Website and app data records
• • • • • • •

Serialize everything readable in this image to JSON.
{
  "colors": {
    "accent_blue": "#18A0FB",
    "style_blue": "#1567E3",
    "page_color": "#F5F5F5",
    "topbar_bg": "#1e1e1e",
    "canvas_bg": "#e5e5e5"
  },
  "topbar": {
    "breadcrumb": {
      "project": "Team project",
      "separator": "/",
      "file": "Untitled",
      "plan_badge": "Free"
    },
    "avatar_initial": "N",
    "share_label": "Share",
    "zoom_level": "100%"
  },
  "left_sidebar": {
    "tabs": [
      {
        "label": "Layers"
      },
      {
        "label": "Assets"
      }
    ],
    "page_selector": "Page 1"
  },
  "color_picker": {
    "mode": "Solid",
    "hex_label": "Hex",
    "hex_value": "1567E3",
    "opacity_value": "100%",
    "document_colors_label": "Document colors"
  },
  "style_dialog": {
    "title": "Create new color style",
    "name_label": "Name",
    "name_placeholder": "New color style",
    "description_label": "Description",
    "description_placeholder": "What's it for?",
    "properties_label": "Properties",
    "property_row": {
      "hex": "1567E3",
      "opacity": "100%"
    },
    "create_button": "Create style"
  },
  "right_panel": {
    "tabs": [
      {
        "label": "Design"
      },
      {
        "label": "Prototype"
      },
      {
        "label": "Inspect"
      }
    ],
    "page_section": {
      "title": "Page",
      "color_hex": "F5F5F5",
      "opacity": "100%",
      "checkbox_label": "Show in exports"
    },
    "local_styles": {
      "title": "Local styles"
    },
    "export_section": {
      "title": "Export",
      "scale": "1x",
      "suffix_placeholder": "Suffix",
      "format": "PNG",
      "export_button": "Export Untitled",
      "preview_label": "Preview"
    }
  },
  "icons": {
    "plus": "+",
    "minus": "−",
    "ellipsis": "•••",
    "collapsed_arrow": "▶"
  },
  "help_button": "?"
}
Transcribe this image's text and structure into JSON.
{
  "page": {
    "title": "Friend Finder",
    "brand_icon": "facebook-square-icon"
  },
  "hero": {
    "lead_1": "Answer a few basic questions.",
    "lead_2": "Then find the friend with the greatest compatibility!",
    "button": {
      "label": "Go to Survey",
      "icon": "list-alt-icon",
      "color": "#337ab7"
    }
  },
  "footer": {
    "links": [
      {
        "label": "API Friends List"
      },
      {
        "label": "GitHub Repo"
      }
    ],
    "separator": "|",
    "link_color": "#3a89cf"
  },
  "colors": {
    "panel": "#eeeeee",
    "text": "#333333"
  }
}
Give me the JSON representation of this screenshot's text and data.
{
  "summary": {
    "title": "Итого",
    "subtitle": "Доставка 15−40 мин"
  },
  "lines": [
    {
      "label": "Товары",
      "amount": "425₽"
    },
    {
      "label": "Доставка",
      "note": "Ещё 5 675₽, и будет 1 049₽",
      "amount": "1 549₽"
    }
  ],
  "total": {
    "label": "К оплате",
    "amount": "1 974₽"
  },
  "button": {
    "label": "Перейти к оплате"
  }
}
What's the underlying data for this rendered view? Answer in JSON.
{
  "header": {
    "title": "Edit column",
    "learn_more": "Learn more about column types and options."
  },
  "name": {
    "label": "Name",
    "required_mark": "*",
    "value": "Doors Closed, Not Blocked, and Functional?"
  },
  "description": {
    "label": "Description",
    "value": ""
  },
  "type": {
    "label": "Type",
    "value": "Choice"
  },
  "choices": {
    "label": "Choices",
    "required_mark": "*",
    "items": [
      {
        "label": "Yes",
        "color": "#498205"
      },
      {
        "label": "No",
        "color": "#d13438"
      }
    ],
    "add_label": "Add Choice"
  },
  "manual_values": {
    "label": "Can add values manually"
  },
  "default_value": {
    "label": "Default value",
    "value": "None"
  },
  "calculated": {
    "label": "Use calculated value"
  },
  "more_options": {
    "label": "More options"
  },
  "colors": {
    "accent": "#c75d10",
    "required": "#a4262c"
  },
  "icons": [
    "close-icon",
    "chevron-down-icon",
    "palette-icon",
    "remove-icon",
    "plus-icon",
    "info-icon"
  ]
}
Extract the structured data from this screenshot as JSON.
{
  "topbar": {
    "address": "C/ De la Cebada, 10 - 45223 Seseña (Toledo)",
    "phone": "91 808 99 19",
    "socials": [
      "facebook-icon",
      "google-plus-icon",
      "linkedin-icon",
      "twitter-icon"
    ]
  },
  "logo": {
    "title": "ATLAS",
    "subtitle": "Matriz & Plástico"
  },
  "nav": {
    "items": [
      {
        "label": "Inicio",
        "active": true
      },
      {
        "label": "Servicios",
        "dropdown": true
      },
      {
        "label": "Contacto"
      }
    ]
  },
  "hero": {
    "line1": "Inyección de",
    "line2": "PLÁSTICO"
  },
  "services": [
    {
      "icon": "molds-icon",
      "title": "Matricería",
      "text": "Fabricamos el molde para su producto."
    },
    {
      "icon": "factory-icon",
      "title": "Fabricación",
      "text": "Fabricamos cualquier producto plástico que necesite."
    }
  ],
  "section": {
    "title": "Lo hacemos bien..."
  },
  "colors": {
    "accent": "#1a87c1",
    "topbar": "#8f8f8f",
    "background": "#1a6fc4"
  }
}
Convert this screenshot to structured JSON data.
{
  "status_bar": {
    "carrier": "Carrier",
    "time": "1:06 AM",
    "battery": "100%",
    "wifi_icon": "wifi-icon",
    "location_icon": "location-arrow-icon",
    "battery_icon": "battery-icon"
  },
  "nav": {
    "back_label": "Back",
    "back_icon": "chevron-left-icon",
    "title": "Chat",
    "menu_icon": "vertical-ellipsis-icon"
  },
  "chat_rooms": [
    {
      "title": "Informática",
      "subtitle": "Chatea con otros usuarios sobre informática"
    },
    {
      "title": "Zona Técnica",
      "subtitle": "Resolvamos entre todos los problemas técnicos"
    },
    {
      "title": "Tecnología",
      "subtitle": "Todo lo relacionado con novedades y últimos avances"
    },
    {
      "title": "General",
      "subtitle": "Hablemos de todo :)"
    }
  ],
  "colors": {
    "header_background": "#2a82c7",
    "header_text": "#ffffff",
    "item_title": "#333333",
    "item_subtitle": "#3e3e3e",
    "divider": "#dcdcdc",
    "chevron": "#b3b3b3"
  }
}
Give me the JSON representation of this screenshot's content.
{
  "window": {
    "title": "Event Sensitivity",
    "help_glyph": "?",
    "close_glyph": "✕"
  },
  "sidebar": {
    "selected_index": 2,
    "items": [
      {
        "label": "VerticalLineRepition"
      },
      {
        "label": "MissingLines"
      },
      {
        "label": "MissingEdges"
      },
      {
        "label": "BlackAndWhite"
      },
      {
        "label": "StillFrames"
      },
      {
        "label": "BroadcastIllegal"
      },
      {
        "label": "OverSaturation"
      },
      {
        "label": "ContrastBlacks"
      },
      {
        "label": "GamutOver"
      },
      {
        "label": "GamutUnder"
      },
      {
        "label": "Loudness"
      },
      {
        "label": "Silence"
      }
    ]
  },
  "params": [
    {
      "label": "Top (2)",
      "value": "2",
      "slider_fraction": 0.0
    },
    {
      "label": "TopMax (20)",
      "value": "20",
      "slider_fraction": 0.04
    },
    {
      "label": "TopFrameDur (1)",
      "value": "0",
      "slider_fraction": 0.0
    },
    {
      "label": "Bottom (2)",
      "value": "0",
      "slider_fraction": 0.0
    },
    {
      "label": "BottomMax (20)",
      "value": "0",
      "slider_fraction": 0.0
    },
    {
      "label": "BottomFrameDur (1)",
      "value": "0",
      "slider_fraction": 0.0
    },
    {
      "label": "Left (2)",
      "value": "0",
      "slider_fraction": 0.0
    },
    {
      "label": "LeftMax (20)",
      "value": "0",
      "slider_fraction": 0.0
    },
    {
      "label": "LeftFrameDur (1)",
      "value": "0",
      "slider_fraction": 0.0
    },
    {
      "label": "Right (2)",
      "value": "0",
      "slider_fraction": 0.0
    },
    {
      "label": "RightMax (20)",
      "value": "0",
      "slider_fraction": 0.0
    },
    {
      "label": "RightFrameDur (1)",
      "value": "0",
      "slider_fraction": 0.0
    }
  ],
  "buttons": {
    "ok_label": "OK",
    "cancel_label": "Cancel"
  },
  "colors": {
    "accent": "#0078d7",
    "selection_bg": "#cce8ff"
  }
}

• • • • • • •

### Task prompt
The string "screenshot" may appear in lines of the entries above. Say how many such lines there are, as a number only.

### Task answer
4